July 29, 2015 | Forbes

European Companies: Enter The Iranian Market At Your Own Risk

With the signing of an Iranian nuclear agreement earlier this month, European companies along with leading politicians have moved at astonishingly fast pace to enter Iran’s markets. However, European businesses still face an enormously risky economic environment. While sanctions will soon be lifted, many of the businesses and individuals have a proven record of money laundering, sanctions evasion and other illicit financial activity. How European companies manage this threat remains to be seen.

Leading the rush to rekindle business with Iran was Germany’s economic minister and vice chancellor Sigmar Gabriel, who recently spent the weekend in Tehran with a delegation of business representatives from engineering giants Siemens and Linde , and automobile manufactures Volkswagen and Mercedes. Iran’s state-owned news site IRNA said Germany and the Islamic Republic are slated to hold their first economic conference in over a decade.

Iran has perverted Western technology for oppressive purposes

What went unnoticed in Gabriel’s visit is the misuse of Western technology for repression. Take one salient example: The communications giant Nokia-Siemens (since renamed Nokia Networks) sold Iran advanced surveillance technology in 2008. A year later, the equipment enabled Tehran to disrupt internet usage during the pro-democracy Green Movement protests. Iranians were outraged and urged a boycott of the company.

Until as recently as last month, Iran sought illicit nuclear and missile technology in Germany. According to the country’s domestic intelligence agency, Berlin “anticipates that Iran will continue its intensive procurement efforts in Germany (especially via covert structures).” All of this helps to explain that equipment from Western companies, particularly “dual-use” goods which can be converted into military uses, could advance Iran’s nuclear and armaments programs.

Hence blue-chip companies like Siemens could suffer a reputational black eye – and corresponding drop in sales – if Iran manipulates the technology for nefarious purposes. In 2009, members of the European Parliament adopted a resolution stating that Nokia-Siemens surveillance equipment played a crucial role in the persecution and arrests of Iranian dissidents, and called for a ban on the sale of such technology. American legislators have advocated similar penalties.

Traditionally, many German investors have ignored Iran’s misuse of its technology. In 2010, however, Siemens pulled the plug on its business in Iran because of the damage to its corporate reputation.

France and Germany will rush to Iranian consumers
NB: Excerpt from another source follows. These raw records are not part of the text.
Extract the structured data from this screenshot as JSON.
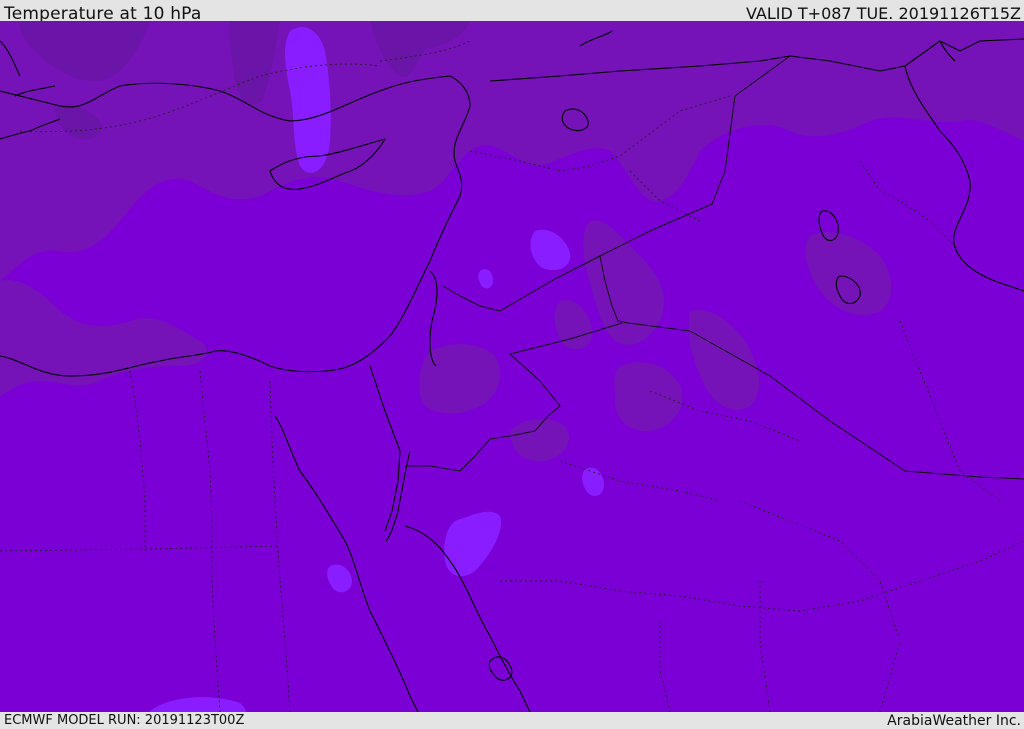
{
  "header": {
    "title": "Temperature at 10 hPa",
    "valid": "VALID T+087 TUE. 20191126T15Z"
  },
  "footer": {
    "model_run": "ECMWF MODEL RUN: 20191123T00Z",
    "credit": "ArabiaWeather Inc."
  },
  "colors": {
    "base": "#7b00d6",
    "darker_band": "#7512b8",
    "darkest_band": "#6a14a8",
    "lighter_band": "#8a1dff",
    "lightest_band": "#9930ff",
    "coastline": "#000000",
    "border": "#111111"
  }
}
Germany has over the last decade been Tehran’s leading trade partner in Europe, with pre-sanction bilateral trade hovering around $5 billion euros. Bilateral commerce saw an increase of 42.8% between January and May of 2014, according to the European Union. In the wake of the nuclear deal, the Federation of German Industries anticipates exports to the Islamic Republic could jump to more than €10 billion per year.
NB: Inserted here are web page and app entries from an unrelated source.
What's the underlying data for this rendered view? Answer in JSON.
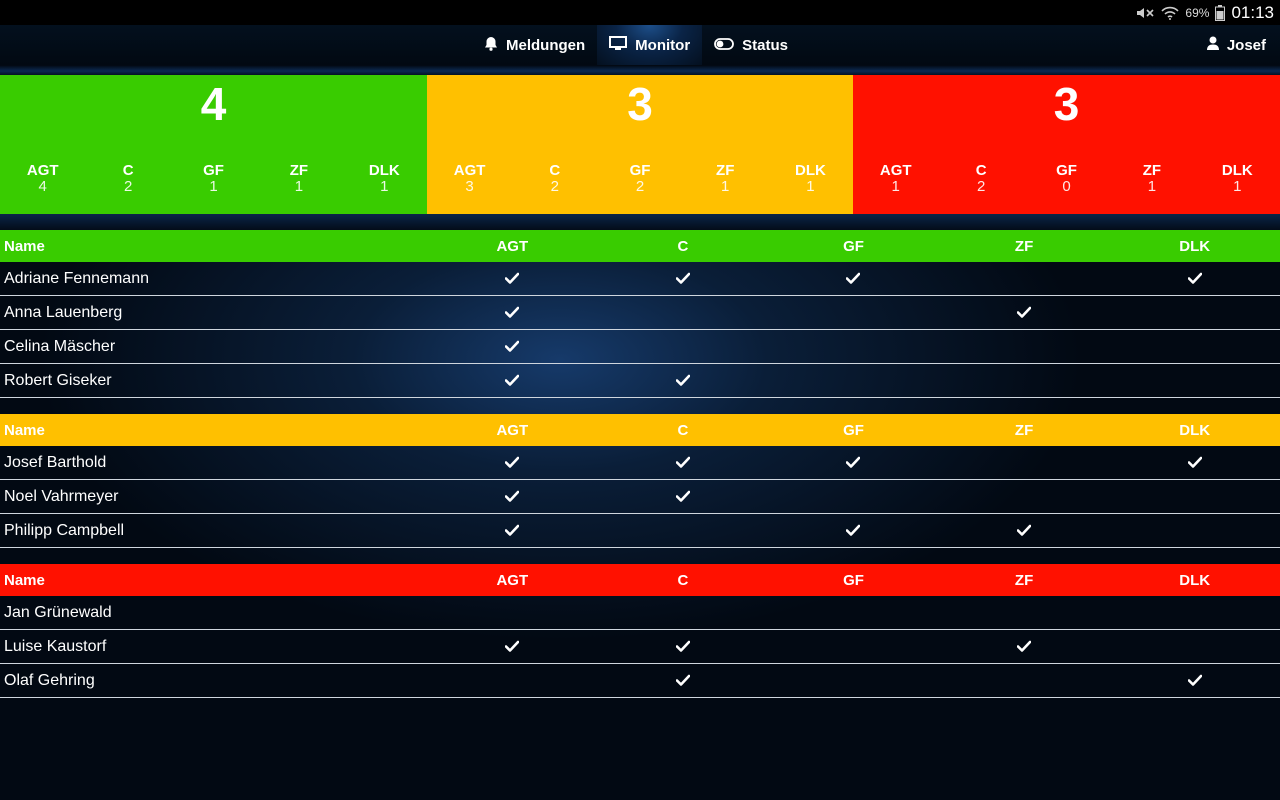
{
  "status_bar": {
    "battery": "69%",
    "time": "01:13"
  },
  "nav": {
    "tabs": [
      {
        "label": "Meldungen",
        "icon": "bell-icon",
        "active": false
      },
      {
        "label": "Monitor",
        "icon": "monitor-icon",
        "active": true
      },
      {
        "label": "Status",
        "icon": "toggle-icon",
        "active": false
      }
    ],
    "user": {
      "label": "Josef",
      "icon": "user-icon"
    }
  },
  "columns": [
    "AGT",
    "C",
    "GF",
    "ZF",
    "DLK"
  ],
  "summary": [
    {
      "color": "#39cc00",
      "count": "4",
      "values": [
        "4",
        "2",
        "1",
        "1",
        "1"
      ]
    },
    {
      "color": "#ffc000",
      "count": "3",
      "values": [
        "3",
        "2",
        "2",
        "1",
        "1"
      ]
    },
    {
      "color": "#ff1100",
      "count": "3",
      "values": [
        "1",
        "2",
        "0",
        "1",
        "1"
      ]
    }
  ],
  "groups": [
    {
      "color": "#39cc00",
      "name_header": "Name",
      "rows": [
        {
          "name": "Adriane Fennemann",
          "checks": [
            true,
            true,
            true,
            false,
            true
          ]
        },
        {
          "name": "Anna Lauenberg",
          "checks": [
            true,
            false,
            false,
            true,
            false
          ]
        },
        {
          "name": "Celina Mäscher",
          "checks": [
            true,
            false,
            false,
            false,
            false
          ]
        },
        {
          "name": "Robert Giseker",
          "checks": [
            true,
            true,
            false,
            false,
            false
          ]
        }
      ]
    },
    {
      "color": "#ffc000",
      "name_header": "Name",
      "rows": [
        {
          "name": "Josef Barthold",
          "checks": [
            true,
            true,
            true,
            false,
            true
          ]
        },
        {
          "name": "Noel Vahrmeyer",
          "checks": [
            true,
            true,
            false,
            false,
            false
          ]
        },
        {
          "name": "Philipp Campbell",
          "checks": [
            true,
            false,
            true,
            true,
            false
          ]
        }
      ]
    },
    {
      "color": "#ff1100",
      "name_header": "Name",
      "rows": [
        {
          "name": "Jan Grünewald",
          "checks": [
            false,
            false,
            false,
            false,
            false
          ]
        },
        {
          "name": "Luise Kaustorf",
          "checks": [
            true,
            true,
            false,
            true,
            false
          ]
        },
        {
          "name": "Olaf Gehring",
          "checks": [
            false,
            true,
            false,
            false,
            true
          ]
        }
      ]
    }
  ]
}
French companies are set to mirror their German competitors’ gold rush. Last Tuesday, 50 top executives from French companies were briefed on the Iran nuclear accord, and France’s main business lobby is sending a delegation of about 80 firms to Tehran at the end of September.
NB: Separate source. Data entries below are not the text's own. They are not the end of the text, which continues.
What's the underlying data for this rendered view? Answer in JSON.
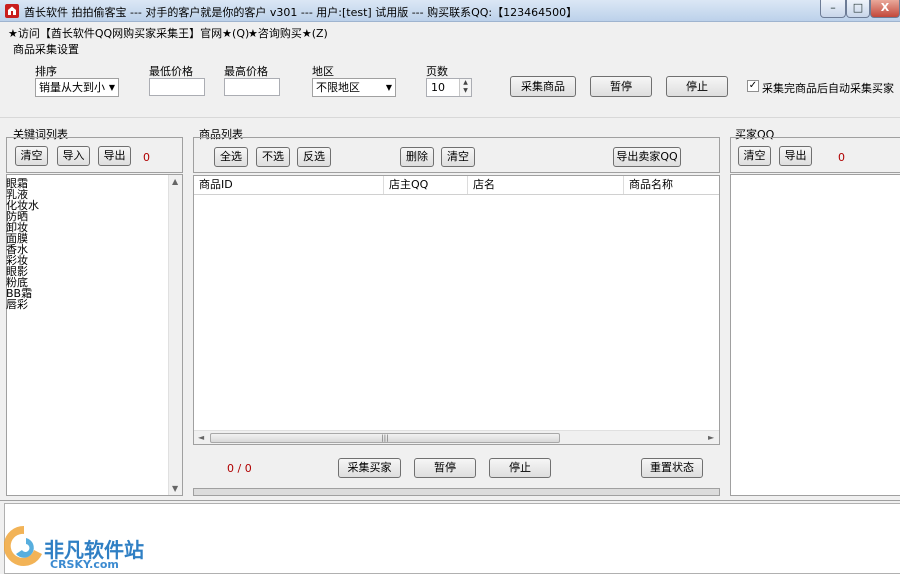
{
  "window": {
    "title": "酋长软件 拍拍偷客宝 --- 对手的客户就是你的客户 v301 --- 用户:[test] 试用版 --- 购买联系QQ:【123464500】",
    "minimize": "–",
    "maximize": "□",
    "close": "X"
  },
  "menu": {
    "items": [
      "★访问【酋长软件QQ网购买家采集王】官网★(Q)",
      "★咨询购买★(Z)"
    ]
  },
  "settings": {
    "group_title": "商品采集设置",
    "sort_label": "排序",
    "sort_value": "销量从大到小",
    "min_price_label": "最低价格",
    "min_price_value": "",
    "max_price_label": "最高价格",
    "max_price_value": "",
    "region_label": "地区",
    "region_value": "不限地区",
    "pages_label": "页数",
    "pages_value": "10",
    "collect_button": "采集商品",
    "pause_button": "暂停",
    "stop_button": "停止",
    "auto_collect_checked": true,
    "auto_collect_label": "采集完商品后自动采集买家"
  },
  "keywords": {
    "title": "关键词列表",
    "clear_button": "清空",
    "import_button": "导入",
    "export_button": "导出",
    "count": "0",
    "items": [
      "眼霜",
      "乳液",
      "化妆水",
      "防晒",
      "卸妆",
      "面膜",
      "香水",
      "彩妆",
      "眼影",
      "粉底",
      "BB霜",
      "唇彩"
    ]
  },
  "products": {
    "title": "商品列表",
    "select_all_button": "全选",
    "select_none_button": "不选",
    "invert_button": "反选",
    "delete_button": "删除",
    "clear_button": "清空",
    "export_seller_button": "导出卖家QQ",
    "columns": [
      "商品ID",
      "店主QQ",
      "店名",
      "商品名称"
    ],
    "progress": "0 / 0",
    "collect_buyers_button": "采集买家",
    "pause_button": "暂停",
    "stop_button": "停止",
    "reset_button": "重置状态"
  },
  "buyers": {
    "title": "买家QQ",
    "clear_button": "清空",
    "export_button": "导出",
    "count": "0"
  },
  "watermark": {
    "text": "非凡软件站",
    "subtext": "CRSKY.com"
  }
}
“To invest, company bosses need complete safety,” a French diplomat told Reuters. “They need financing, but banks will only finance if they are sure they won’t be penalised later.”

Many of Iran’s banks have played a critical role in financing the country’s illicit nuclear and ballistic-missiles program. The high revenue from Iranian business predicted by industry experts means the desire to report sanctions violations may be diminished. Moreover, the cumbersome Joint Commission that is responsible for adjudicating disputes does not lend itself to snapping back sanctions over Iranian violations.

Are the short-term profits worth it?

As the economic powerhouse of Europe, Germany largely sets the business rules for European trade. But the Germans are not alone. France’s foreign minister Laurent Fabius announced shortly after Gabriel’s trip that he plans to travel to Tehran next week as well.

Iran is rushing to open its doors for business. But European business leaders and politicians will have to consider well whether the prospect of short-term profits is worth joining hands with a radical theocracy that leads the world in terror sponsorship while oppressing its own long-suffering citizens.

Benjamin Weinthal is a research fellow at Foundation for Defense of Democracies. Follow him on Twitter @BenWeinthal